**Exercise description**. Copy each line below that contains "firstMVCPage".

Available records Block Start

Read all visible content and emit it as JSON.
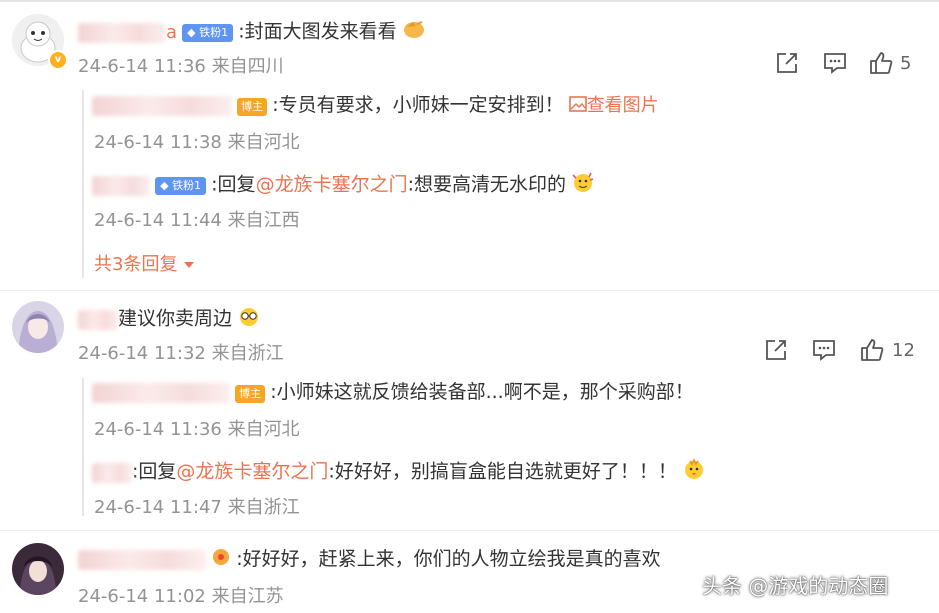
{
  "comments": [
    {
      "fan_badge": "铁粉1",
      "text": ":封面大图发来看看",
      "meta": "24-6-14 11:36 来自四川",
      "like_count": "5",
      "name_tail": "a",
      "replies": [
        {
          "badge": "博主",
          "text": ":专员有要求，小师妹一定安排到！",
          "view_image": "查看图片",
          "meta": "24-6-14 11:38 来自河北"
        },
        {
          "fan_badge": "铁粉1",
          "prefix": ":回复",
          "mention": "@龙族卡塞尔之门",
          "text": ":想要高清无水印的",
          "meta": "24-6-14 11:44 来自江西"
        }
      ],
      "more_replies": "共3条回复"
    },
    {
      "text": "建议你卖周边",
      "meta": "24-6-14 11:32 来自浙江",
      "like_count": "12",
      "replies": [
        {
          "badge": "博主",
          "text": ":小师妹这就反馈给装备部...啊不是，那个采购部！",
          "meta": "24-6-14 11:36 来自河北"
        },
        {
          "prefix": ":回复",
          "mention": "@龙族卡塞尔之门",
          "text": ":好好好，别搞盲盒能自选就更好了！！！",
          "meta": "24-6-14 11:47 来自浙江"
        }
      ]
    },
    {
      "text": ":好好好，赶紧上来，你们的人物立绘我是真的喜欢",
      "meta": "24-6-14 11:02 来自江苏"
    }
  ],
  "watermark": "头条 @游戏的动态圈",
  "icons": [
    "share-icon",
    "comment-icon",
    "like-icon",
    "v-badge-icon",
    "image-icon",
    "caret-down-icon"
  ],
  "colors": {
    "name": "#eb7350",
    "meta": "#939393",
    "fan_badge": "#5f95f0",
    "bozhu_badge": "#f5a623"
  }
}
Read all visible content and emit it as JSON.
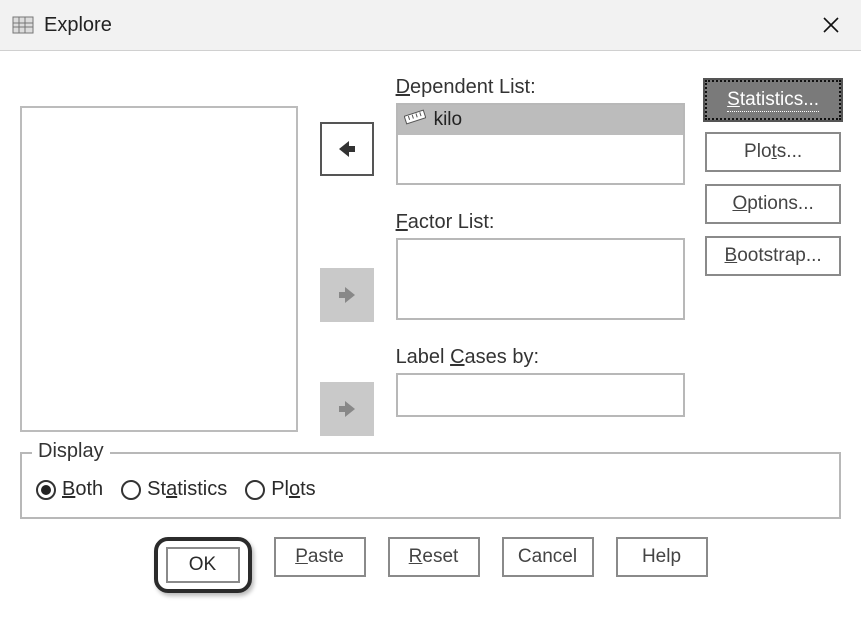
{
  "window": {
    "title": "Explore"
  },
  "lists": {
    "dependent": {
      "label_pre": "D",
      "label_post": "ependent List:",
      "items": [
        {
          "name": "kilo"
        }
      ]
    },
    "factor": {
      "label_pre": "F",
      "label_post": "actor List:"
    },
    "labelcases": {
      "label_pre": "Label ",
      "label_u": "C",
      "label_post": "ases by:"
    }
  },
  "side": {
    "statistics": {
      "u": "S",
      "rest": "tatistics..."
    },
    "plots": {
      "pre": "Plo",
      "u": "t",
      "post": "s..."
    },
    "options": {
      "u": "O",
      "rest": "ptions..."
    },
    "bootstrap": {
      "u": "B",
      "rest": "ootstrap..."
    }
  },
  "display": {
    "legend": "Display",
    "both": {
      "u": "B",
      "rest": "oth"
    },
    "statistics": {
      "pre": "St",
      "u": "a",
      "post": "tistics"
    },
    "plots": {
      "pre": "Pl",
      "u": "o",
      "post": "ts"
    },
    "selected": "both"
  },
  "buttons": {
    "ok": "OK",
    "paste": {
      "u": "P",
      "rest": "aste"
    },
    "reset": {
      "u": "R",
      "rest": "eset"
    },
    "cancel": "Cancel",
    "help": "Help"
  }
}
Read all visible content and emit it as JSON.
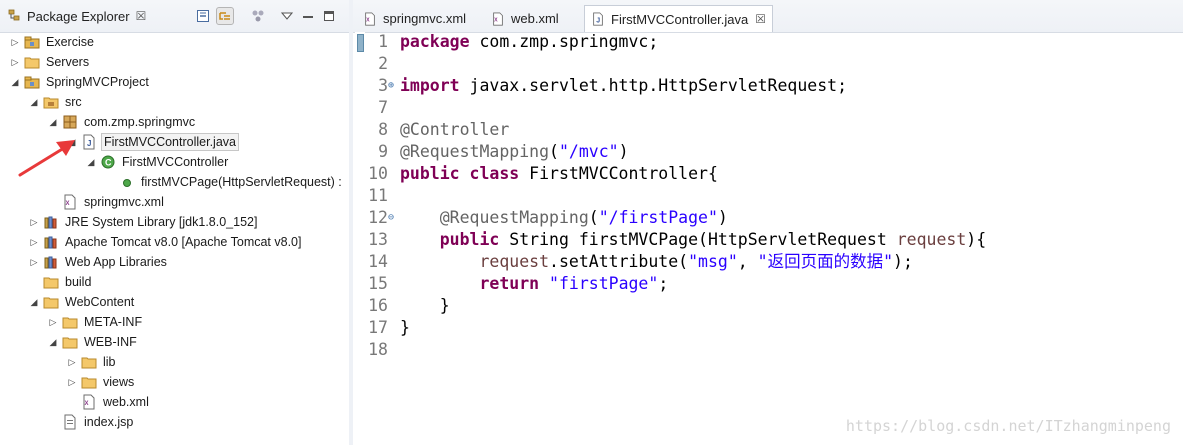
{
  "explorer": {
    "title": "Package Explorer",
    "close": "☒",
    "toolbar": [
      "collapse-all-icon",
      "link-with-editor-icon",
      "focus-icon",
      "view-menu-icon",
      "minimize-icon"
    ],
    "tree": [
      {
        "label": "Exercise",
        "twisty": "▷",
        "icon": "project-icon"
      },
      {
        "label": "Servers",
        "twisty": "▷",
        "icon": "folder-icon"
      },
      {
        "label": "SpringMVCProject",
        "twisty": "◢",
        "icon": "project-icon"
      },
      {
        "label": "src",
        "twisty": "◢",
        "icon": "source-folder-icon"
      },
      {
        "label": "com.zmp.springmvc",
        "twisty": "◢",
        "icon": "package-icon"
      },
      {
        "label": "FirstMVCController.java",
        "twisty": "◢",
        "icon": "java-file-icon",
        "selected": true
      },
      {
        "label": "FirstMVCController",
        "twisty": "◢",
        "icon": "class-icon"
      },
      {
        "label": "firstMVCPage(HttpServletRequest) :",
        "twisty": "",
        "icon": "method-icon"
      },
      {
        "label": "springmvc.xml",
        "twisty": "",
        "icon": "xml-file-icon"
      },
      {
        "label": "JRE System Library [jdk1.8.0_152]",
        "twisty": "▷",
        "icon": "library-icon"
      },
      {
        "label": "Apache Tomcat v8.0 [Apache Tomcat v8.0]",
        "twisty": "▷",
        "icon": "library-icon"
      },
      {
        "label": "Web App Libraries",
        "twisty": "▷",
        "icon": "library-icon"
      },
      {
        "label": "build",
        "twisty": "",
        "icon": "folder-icon"
      },
      {
        "label": "WebContent",
        "twisty": "◢",
        "icon": "folder-icon"
      },
      {
        "label": "META-INF",
        "twisty": "▷",
        "icon": "folder-icon"
      },
      {
        "label": "WEB-INF",
        "twisty": "◢",
        "icon": "folder-icon"
      },
      {
        "label": "lib",
        "twisty": "▷",
        "icon": "folder-icon"
      },
      {
        "label": "views",
        "twisty": "▷",
        "icon": "folder-icon"
      },
      {
        "label": "web.xml",
        "twisty": "",
        "icon": "xml-file-icon"
      },
      {
        "label": "index.jsp",
        "twisty": "",
        "icon": "jsp-file-icon"
      }
    ]
  },
  "editor": {
    "tabs": [
      {
        "label": "springmvc.xml",
        "icon": "xml-file-icon",
        "active": false
      },
      {
        "label": "web.xml",
        "icon": "xml-file-icon",
        "active": false
      },
      {
        "label": "FirstMVCController.java",
        "icon": "java-file-icon",
        "active": true,
        "close": "☒"
      }
    ],
    "lines": [
      {
        "n": "1",
        "fold": "",
        "tokens": [
          [
            "kw",
            "package"
          ],
          [
            "p",
            " com.zmp.springmvc;"
          ]
        ]
      },
      {
        "n": "2",
        "fold": "",
        "tokens": []
      },
      {
        "n": "3",
        "fold": "⊕",
        "tokens": [
          [
            "kw",
            "import"
          ],
          [
            "p",
            " javax.servlet.http.HttpServletRequest;"
          ]
        ]
      },
      {
        "n": "7",
        "fold": "",
        "tokens": []
      },
      {
        "n": "8",
        "fold": "",
        "tokens": [
          [
            "an",
            "@Controller"
          ]
        ]
      },
      {
        "n": "9",
        "fold": "",
        "tokens": [
          [
            "an",
            "@RequestMapping"
          ],
          [
            "p",
            "("
          ],
          [
            "st",
            "\"/mvc\""
          ],
          [
            "p",
            ")"
          ]
        ]
      },
      {
        "n": "10",
        "fold": "",
        "tokens": [
          [
            "kw",
            "public"
          ],
          [
            "p",
            " "
          ],
          [
            "kw",
            "class"
          ],
          [
            "p",
            " FirstMVCController{"
          ]
        ]
      },
      {
        "n": "11",
        "fold": "",
        "tokens": []
      },
      {
        "n": "12",
        "fold": "⊖",
        "tokens": [
          [
            "p",
            "    "
          ],
          [
            "an",
            "@RequestMapping"
          ],
          [
            "p",
            "("
          ],
          [
            "st",
            "\"/firstPage\""
          ],
          [
            "p",
            ")"
          ]
        ]
      },
      {
        "n": "13",
        "fold": "",
        "tokens": [
          [
            "p",
            "    "
          ],
          [
            "kw",
            "public"
          ],
          [
            "p",
            " String firstMVCPage(HttpServletRequest "
          ],
          [
            "pa",
            "request"
          ],
          [
            "p",
            "){"
          ]
        ]
      },
      {
        "n": "14",
        "fold": "",
        "tokens": [
          [
            "p",
            "        "
          ],
          [
            "pa",
            "request"
          ],
          [
            "p",
            ".setAttribute("
          ],
          [
            "st",
            "\"msg\""
          ],
          [
            "p",
            ", "
          ],
          [
            "st",
            "\"返回页面的数据\""
          ],
          [
            "p",
            ");"
          ]
        ]
      },
      {
        "n": "15",
        "fold": "",
        "tokens": [
          [
            "p",
            "        "
          ],
          [
            "kw",
            "return"
          ],
          [
            "p",
            " "
          ],
          [
            "st",
            "\"firstPage\""
          ],
          [
            "p",
            ";"
          ]
        ]
      },
      {
        "n": "16",
        "fold": "",
        "tokens": [
          [
            "p",
            "    }"
          ]
        ]
      },
      {
        "n": "17",
        "fold": "",
        "tokens": [
          [
            "p",
            "}"
          ]
        ]
      },
      {
        "n": "18",
        "fold": "",
        "tokens": []
      }
    ]
  },
  "watermark": "https://blog.csdn.net/ITzhangminpeng",
  "annotation": {
    "color": "#e8393a",
    "icon": "red-arrow-icon"
  }
}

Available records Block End

**Finished exercise**.
        "label": "firstMVCPage(HttpServletRequest) :",
            " String firstMVCPage(HttpServletRequest "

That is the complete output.